▼

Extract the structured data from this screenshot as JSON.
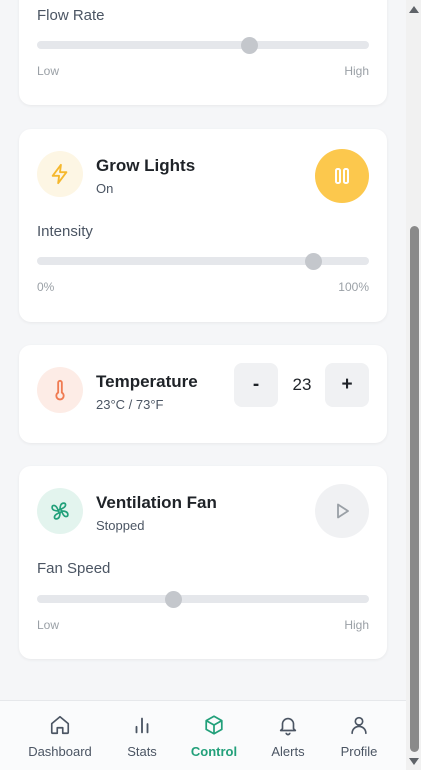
{
  "cards": {
    "flow": {
      "slider_label": "Flow Rate",
      "min_label": "Low",
      "max_label": "High",
      "value_percent": 64
    },
    "lights": {
      "title": "Grow Lights",
      "status": "On",
      "slider_label": "Intensity",
      "min_label": "0%",
      "max_label": "100%",
      "value_percent": 83,
      "icon": "lightning-icon",
      "button_icon": "pause-icon"
    },
    "temperature": {
      "title": "Temperature",
      "status": "23°C / 73°F",
      "minus_label": "-",
      "plus_label": "+",
      "value": "23",
      "icon": "thermometer-icon"
    },
    "fan": {
      "title": "Ventilation Fan",
      "status": "Stopped",
      "slider_label": "Fan Speed",
      "min_label": "Low",
      "max_label": "High",
      "value_percent": 41,
      "icon": "fan-icon",
      "button_icon": "play-icon"
    }
  },
  "nav": {
    "items": [
      {
        "label": "Dashboard",
        "icon": "home-icon"
      },
      {
        "label": "Stats",
        "icon": "bar-chart-icon"
      },
      {
        "label": "Control",
        "icon": "cube-icon",
        "active": true
      },
      {
        "label": "Alerts",
        "icon": "bell-icon"
      },
      {
        "label": "Profile",
        "icon": "user-icon"
      }
    ]
  },
  "colors": {
    "accent": "#22a07a",
    "lights_button": "#fcc84d",
    "lights_icon_bg": "#fdf6e4",
    "temp_icon_bg": "#fdece6",
    "fan_icon_bg": "#e3f4ee"
  }
}
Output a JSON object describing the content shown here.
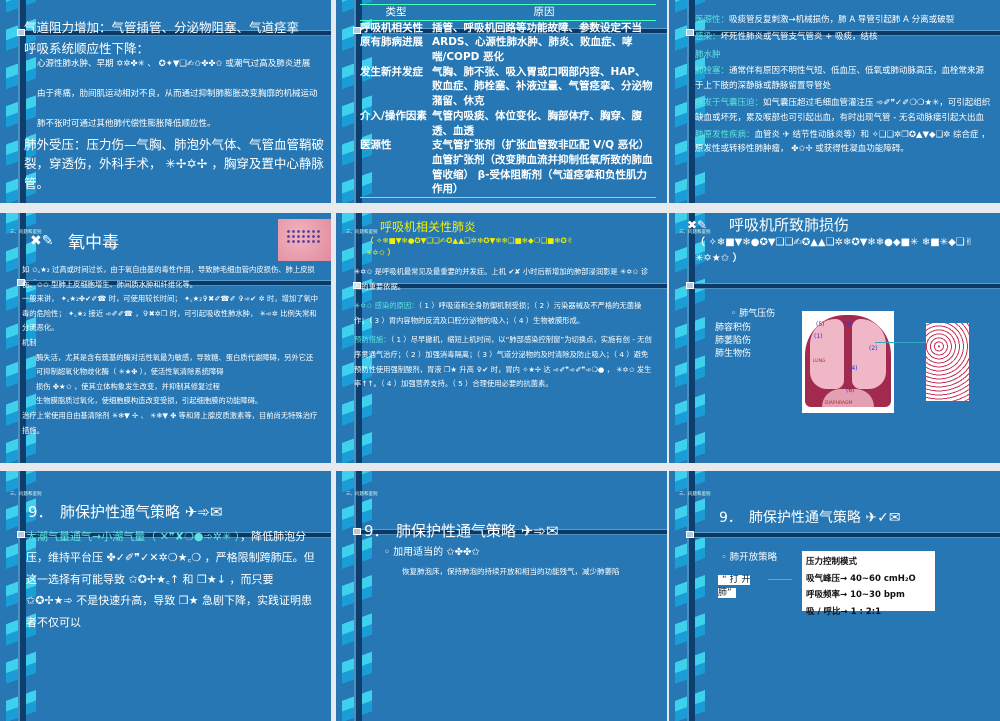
{
  "slides": [
    {
      "lines": [
        "气道阻力增加：气管插管、分泌物阻塞、气道痉挛",
        "呼吸系统顺应性下降：",
        "心源性肺水肿、早期 ✡✲✤✳ 、 ✪✦▼❑✍✩✤✤✩ 或潮气过高及肺炎进展",
        "由于疼痛，肋间肌运动相对不良，从而通过抑制肺膨胀改变胸廓的机械运动",
        "肺不张时可通过其他肺代偿性膨胀降低顺应性。",
        "肺外受压：压力伤—气胸、肺泡外气体、气管血管鞘破裂，穿透伤，外科手术， ✳✢✡✢ ，胸穿及置中心静脉管。"
      ]
    },
    {
      "headers": [
        "类型",
        "原因"
      ],
      "rows": [
        [
          "呼吸机相关性",
          "插管、呼吸机回路等功能故障、参数设定不当"
        ],
        [
          "原有肺病进展",
          "ARDS、心源性肺水肿、肺炎、败血症、哮喘/COPD 恶化"
        ],
        [
          "发生新并发症",
          "气胸、肺不张、吸入胃或口咽部内容、HAP、败血症、肺栓塞、补液过量、气管痉挛、分泌物潴留、休克"
        ],
        [
          "介入/操作因素",
          "气管内吸痰、体位变化、胸部体疗、胸穿、腹透、血透"
        ],
        [
          "医源性",
          "支气管扩张剂（扩张血管致非匹配 V/Q 恶化） 血管扩张剂（改变肺血流并抑制低氧所致的肺血管收缩） β-受体阻断剂（气道痉挛和负性肌力作用）"
        ]
      ]
    },
    {
      "items": [
        {
          "k": "医源性：",
          "v": "吸痰管反复刺激→机械损伤，肺 A 导管引起肺 A 分离或破裂"
        },
        {
          "k": "感染：",
          "v": "坏死性肺炎或气管支气管炎 + 吸痰，结核"
        },
        {
          "k": "肺水肿",
          "v": ""
        },
        {
          "k": "肺栓塞：",
          "v": "通常伴有原因不明性气短、低血压、低氧或肺动脉高压，血栓常来源于上下肢的深静脉或静脉留置导管处"
        },
        {
          "k": "继发于气囊压迫：",
          "v": "如气囊压超过毛细血管灌注压 ➾✐❞✓✐❍❍★✳，可引起组织缺血或坏死，累及喉部也可引起出血，有时出现气管 - 无名动脉瘘引起大出血"
        },
        {
          "k": "肺原发性疾病：",
          "v": "血管炎 ✈ 结节性动脉炎等）和 ✧❑❑✲❒✪▲▼◆❑✲ 综合症 ，原发性或转移性肺肿瘤， ✤✩✢ 或获得性凝血功能障碍。"
        }
      ]
    },
    {
      "header": "三、问题和鉴别",
      "title": "氧中毒",
      "lines": [
        "如 ✩꜀★₂ 过高或时间过长，由于氧自由基的毒性作用，导致肺毛细血管内皮损伤、肺上皮损伤、✩✩ 型肺上皮细胞增生、肺间质水肿和纤维化等。",
        "一般来讲， ✦꜀★₂✤✔✐☎ 时，可使用较长时间； ✦꜀★₂✞✖✐☎✐ ✞➾✔ ✲ 时，增加了氧中毒的危险性； ✦꜀★₂ 接近 ➾✐✐☎ ，✞✖✲❒ 时，可引起吸收性肺水肿， ✳➾✲ 比例失常和分流恶化。",
        "机制",
        "酶失活，尤其是含有巯基的酶对活性氧最为敏感，导致糖、蛋白质代谢障碍，另外它还可抑制超氧化物歧化酶（ ✳★✤ ），使活性氧清除系统障碍",
        "损伤 ✤★✩ ，使其立体构象发生改变，并抑制其修复过程",
        "生物膜脂质过氧化，使细胞膜构造改变受损，引起细胞膜的功能障碍。",
        "治疗上常使用自由基清除剂 ✳❄▼ ✢ 、 ✳❄▼ ✤ 等和肾上腺皮质激素等，目前尚无特殊治疗措施。"
      ]
    },
    {
      "header": "三、问题和鉴别",
      "title": "呼吸机相关性肺炎",
      "subtitle": "（ ✧❄■▼❄●✪▼❑❑✍✪▲▲❑✲❄✪▼❄❄❑■❄◆❍❑■❄✪✌ ✳✡✩ ）",
      "items": [
        {
          "k": "",
          "v": "✳✡✩ 是呼吸机最常见及最重要的并发症。上机 ✔✘ 小时后新增加的肺部浸润影是 ✳✡✩ 诊断的重要依据。"
        },
        {
          "k": "✳✡✩ 感染的原因：",
          "v": "（ 1 ）呼吸道和全身防御机制受损；（ 2 ）污染器械及不严格的无菌操作；（ 3 ）胃内容物的反流及口腔分泌物的吸入；（ 4 ）生物被膜形成。"
        },
        {
          "k": "预防措施：",
          "v": "（ 1 ）尽早撤机，缩短上机时间，以“肺部感染控制窗”为切换点，实施有创 - 无创序贯通气治疗；（ 2 ）加强消毒隔离；（ 3 ）气道分泌物的及时清除及防止吸入；（ 4 ）避免预防性使用强制酸剂，胃液 ❒★ 升高 ✞✔ 时，胃内 ✧★✢ 达 ➾✐❞➾✐❞➾❍● ， ✳✡✩ 发生率↑↑。（ 4 ）加强营养支持。（ 5 ）合理使用必要的抗菌素。"
        }
      ]
    },
    {
      "header": "三、问题和鉴别",
      "title": "呼吸机所致肺损伤",
      "subtitle": "（ ✧❄■▼❄●✪▼❑❑✍✪▲▲❑✲❄✪▼❄❄●◆■✳ ❄■✳◆❑✌ ✳✡★✩ ）",
      "bullet": "肺气压伤",
      "lines": [
        "肺容积伤",
        "肺萎陷伤",
        "肺生物伤"
      ],
      "diagram_labels": [
        "(5)",
        "(3)",
        "(1)",
        "(2)",
        "Lung",
        "(4)",
        "(6)",
        "Diaphragm"
      ]
    },
    {
      "header": "三、问题和鉴别",
      "title": "9．　肺保护性通气策略 ✈➾✉",
      "lead": "大潮气量通气→小潮气量（ ✕❞✘❍●➾✲✳ ）",
      "text": "，降低肺泡分压，维持平台压 ✤✓✐❞✓✕✲❍★꜀❍ ，严格限制跨肺压。但这一选择有可能导致 ✩✪✢★꜀↑ 和 ❒★↓ ，而只要 ✩✪✢★➾ 不是快速升高，导致 ❒★ 急剧下降，实践证明患者不仅可以"
    },
    {
      "header": "三、问题和鉴别",
      "title": "9．　肺保护性通气策略 ✈➾✉",
      "bullet": "加用适当的 ✩✤✤✩",
      "sub": "恢复肺泡床，保持肺泡的持续开放和相当的功能残气，减少肺萎陷"
    },
    {
      "header": "三、问题和鉴别",
      "title": "9．　肺保护性通气策略 ✈✓✉",
      "bullet": "肺开放策略",
      "label": "“ 打 开 肺”",
      "box": [
        "压力控制模式",
        "吸气峰压→ 40~60 cmH₂O",
        "呼吸频率→ 10~30 bpm",
        "吸 / 呼比→ 1 : 2:1"
      ]
    }
  ]
}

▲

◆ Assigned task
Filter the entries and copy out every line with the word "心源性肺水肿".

◆ Result for this task
        "心源性肺水肿、早期 ✡✲✤✳ 、 ✪✦▼❑✍✩✤✤✩ 或潮气过高及肺炎进展",
          "ARDS、心源性肺水肿、肺炎、败血症、哮喘/COPD 恶化"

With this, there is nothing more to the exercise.